*** Data provided Section Begins ***

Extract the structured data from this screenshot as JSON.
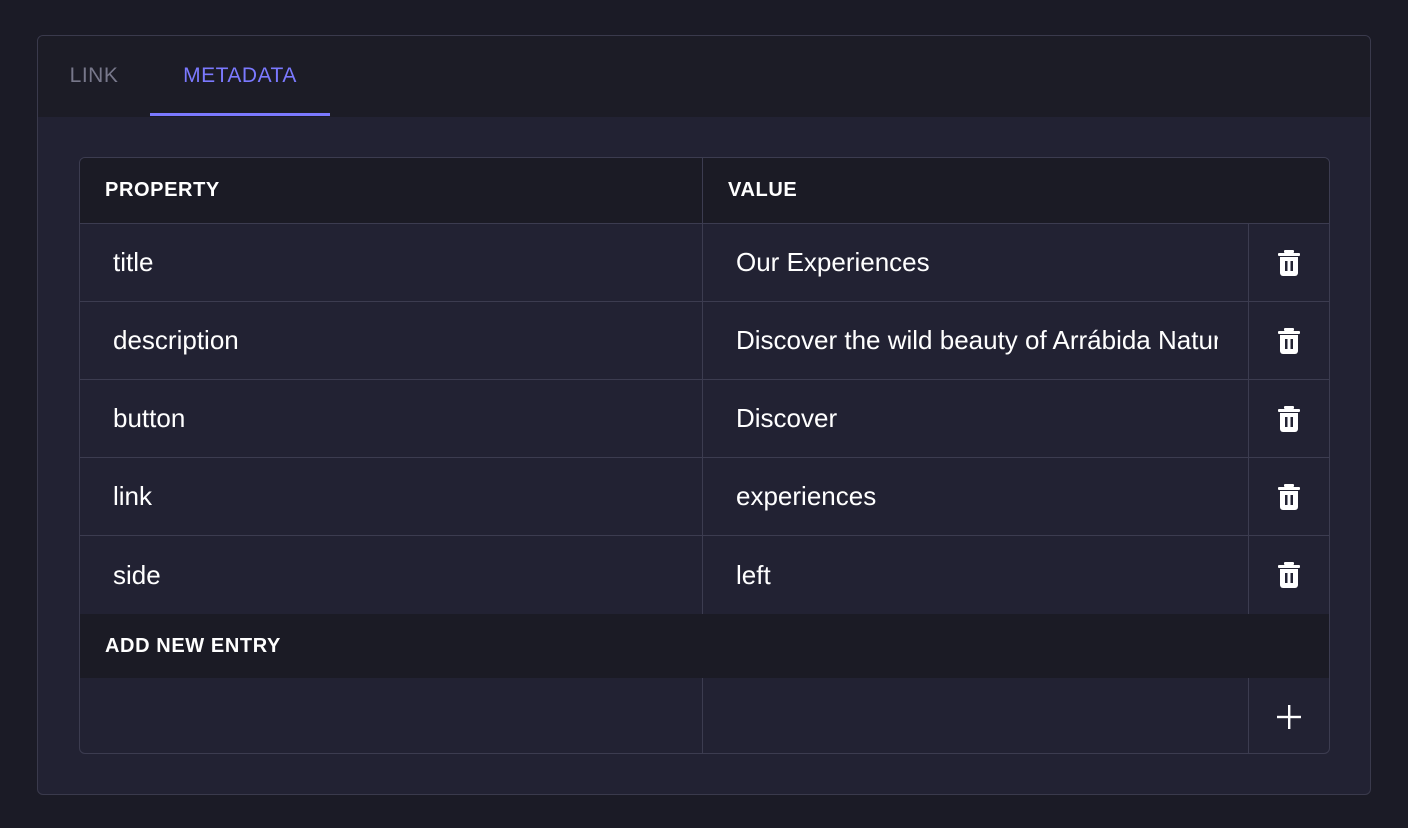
{
  "tabs": [
    {
      "label": "LINK",
      "active": false
    },
    {
      "label": "METADATA",
      "active": true
    }
  ],
  "table": {
    "headers": {
      "property": "PROPERTY",
      "value": "VALUE"
    },
    "rows": [
      {
        "property": "title",
        "value": "Our Experiences"
      },
      {
        "property": "description",
        "value": "Discover the wild beauty of Arrábida Natural Park"
      },
      {
        "property": "button",
        "value": "Discover"
      },
      {
        "property": "link",
        "value": "experiences"
      },
      {
        "property": "side",
        "value": "left"
      }
    ],
    "row_action_icon": "trash-icon"
  },
  "add_entry": {
    "header": "ADD NEW ENTRY",
    "property_value": "",
    "value_value": "",
    "action_icon": "plus-icon"
  },
  "colors": {
    "accent": "#7b79ff",
    "background": "#1b1b26",
    "panel": "#222233",
    "header_bg": "#1b1b25"
  }
}
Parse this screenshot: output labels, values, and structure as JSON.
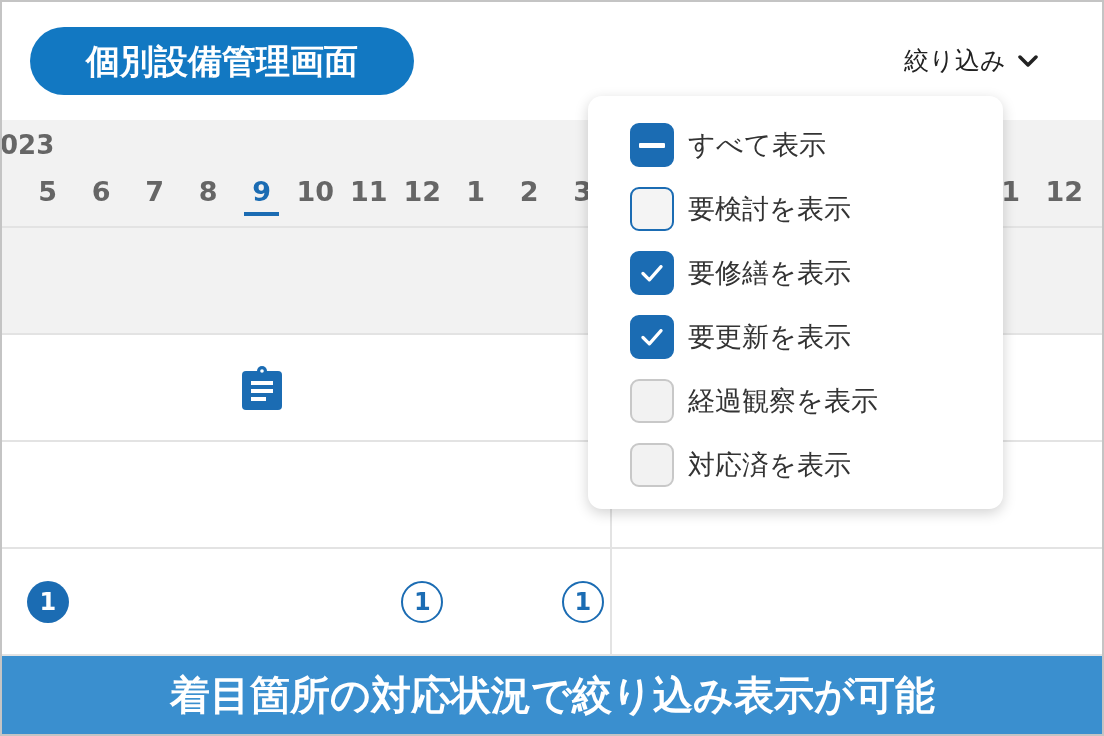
{
  "title": "個別設備管理画面",
  "filter": {
    "label": "絞り込み"
  },
  "timeline": {
    "year": "023",
    "months": [
      {
        "label": "5",
        "selected": false
      },
      {
        "label": "6",
        "selected": false
      },
      {
        "label": "7",
        "selected": false
      },
      {
        "label": "8",
        "selected": false
      },
      {
        "label": "9",
        "selected": true
      },
      {
        "label": "10",
        "selected": false
      },
      {
        "label": "11",
        "selected": false
      },
      {
        "label": "12",
        "selected": false
      },
      {
        "label": "1",
        "selected": false
      },
      {
        "label": "2",
        "selected": false
      },
      {
        "label": "3",
        "selected": false
      }
    ],
    "months_after_menu": [
      {
        "label": "1",
        "selected": false
      },
      {
        "label": "12",
        "selected": false
      }
    ]
  },
  "rows": [
    {
      "shaded": true,
      "cells": []
    },
    {
      "shaded": false,
      "cells": [
        null,
        null,
        null,
        null,
        {
          "kind": "clipboard"
        }
      ]
    },
    {
      "shaded": false,
      "cells": []
    },
    {
      "shaded": false,
      "cells": [
        {
          "kind": "count",
          "text": "1",
          "filled": true
        },
        null,
        null,
        null,
        null,
        null,
        null,
        {
          "kind": "count",
          "text": "1",
          "filled": false
        },
        null,
        null,
        {
          "kind": "count",
          "text": "1",
          "filled": false
        }
      ]
    }
  ],
  "filter_menu": [
    {
      "label": "すべて表示",
      "checked": true,
      "indeterminate": true,
      "disabled": false
    },
    {
      "label": "要検討を表示",
      "checked": false,
      "indeterminate": false,
      "disabled": false
    },
    {
      "label": "要修繕を表示",
      "checked": true,
      "indeterminate": false,
      "disabled": false
    },
    {
      "label": "要更新を表示",
      "checked": true,
      "indeterminate": false,
      "disabled": false
    },
    {
      "label": "経過観察を表示",
      "checked": false,
      "indeterminate": false,
      "disabled": true
    },
    {
      "label": "対応済を表示",
      "checked": false,
      "indeterminate": false,
      "disabled": true
    }
  ],
  "caption": "着目箇所の対応状況で絞り込み表示が可能"
}
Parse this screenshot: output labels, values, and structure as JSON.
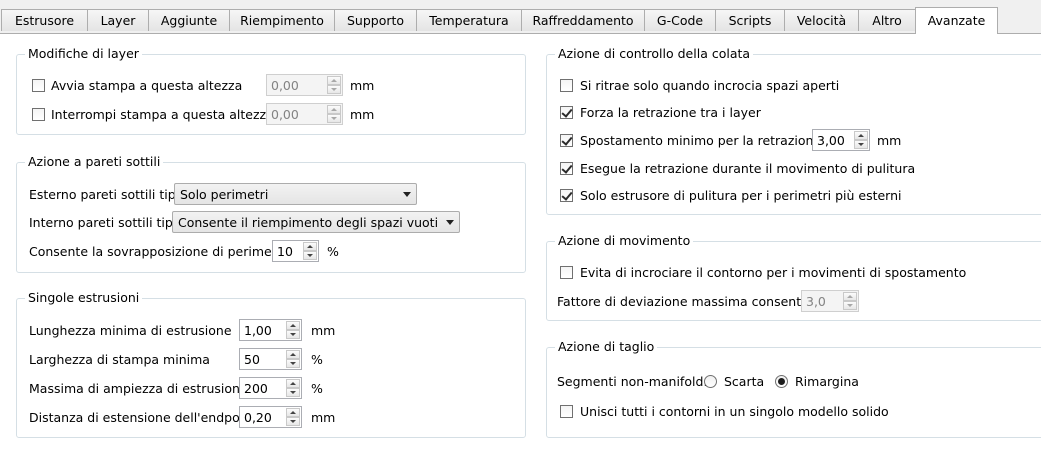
{
  "tabs": [
    {
      "label": "Estrusore"
    },
    {
      "label": "Layer"
    },
    {
      "label": "Aggiunte"
    },
    {
      "label": "Riempimento"
    },
    {
      "label": "Supporto"
    },
    {
      "label": "Temperatura"
    },
    {
      "label": "Raffreddamento"
    },
    {
      "label": "G-Code"
    },
    {
      "label": "Scripts"
    },
    {
      "label": "Velocità"
    },
    {
      "label": "Altro"
    },
    {
      "label": "Avanzate",
      "active": true
    }
  ],
  "layer_mods": {
    "title": "Modifiche di layer",
    "start": {
      "label": "Avvia stampa a questa altezza",
      "checked": false,
      "value": "0,00",
      "unit": "mm",
      "enabled": false
    },
    "stop": {
      "label": "Interrompi stampa a questa altezza",
      "checked": false,
      "value": "0,00",
      "unit": "mm",
      "enabled": false
    }
  },
  "thin_walls": {
    "title": "Azione a pareti sottili",
    "outer": {
      "label": "Esterno pareti sottili tipo",
      "value": "Solo perimetri"
    },
    "inner": {
      "label": "Interno pareti sottili tipo",
      "value": "Consente il riempimento degli spazi vuoti"
    },
    "overlap": {
      "label": "Consente la sovrapposizione di perimetro",
      "value": "10",
      "unit": "%"
    }
  },
  "single_ext": {
    "title": "Singole estrusioni",
    "rows": [
      {
        "label": "Lunghezza minima di estrusione",
        "value": "1,00",
        "unit": "mm"
      },
      {
        "label": "Larghezza di stampa minima",
        "value": "50",
        "unit": "%"
      },
      {
        "label": "Massima di ampiezza di estrusione",
        "value": "200",
        "unit": "%"
      },
      {
        "label": "Distanza di estensione dell'endpoint",
        "value": "0,20",
        "unit": "mm"
      }
    ]
  },
  "ooze": {
    "title": "Azione di controllo della colata",
    "items": [
      {
        "label": "Si ritrae solo quando incrocia spazi aperti",
        "checked": false
      },
      {
        "label": "Forza la retrazione tra i layer",
        "checked": true
      },
      {
        "label": "Spostamento minimo per la retrazione",
        "checked": true,
        "value": "3,00",
        "unit": "mm"
      },
      {
        "label": "Esegue la retrazione durante il movimento di pulitura",
        "checked": true
      },
      {
        "label": "Solo estrusore di pulitura per i perimetri più esterni",
        "checked": true
      }
    ]
  },
  "movement": {
    "title": "Azione di movimento",
    "avoid": {
      "label": "Evita di incrociare il contorno per i movimenti di spostamento",
      "checked": false
    },
    "deviation": {
      "label": "Fattore di deviazione massima consentita",
      "value": "3,0",
      "enabled": false
    }
  },
  "slicing": {
    "title": "Azione di taglio",
    "nonmanifold": {
      "label": "Segmenti non-manifold:",
      "options": [
        "Scarta",
        "Rimargina"
      ],
      "selected": "Rimargina"
    },
    "merge": {
      "label": "Unisci tutti i contorni in un singolo modello solido",
      "checked": false
    }
  }
}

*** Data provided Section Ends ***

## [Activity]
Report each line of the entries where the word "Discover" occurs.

## [Task output]
        "value": "Discover the wild beauty of Arrábida Natural Park"
        "value": "Discover"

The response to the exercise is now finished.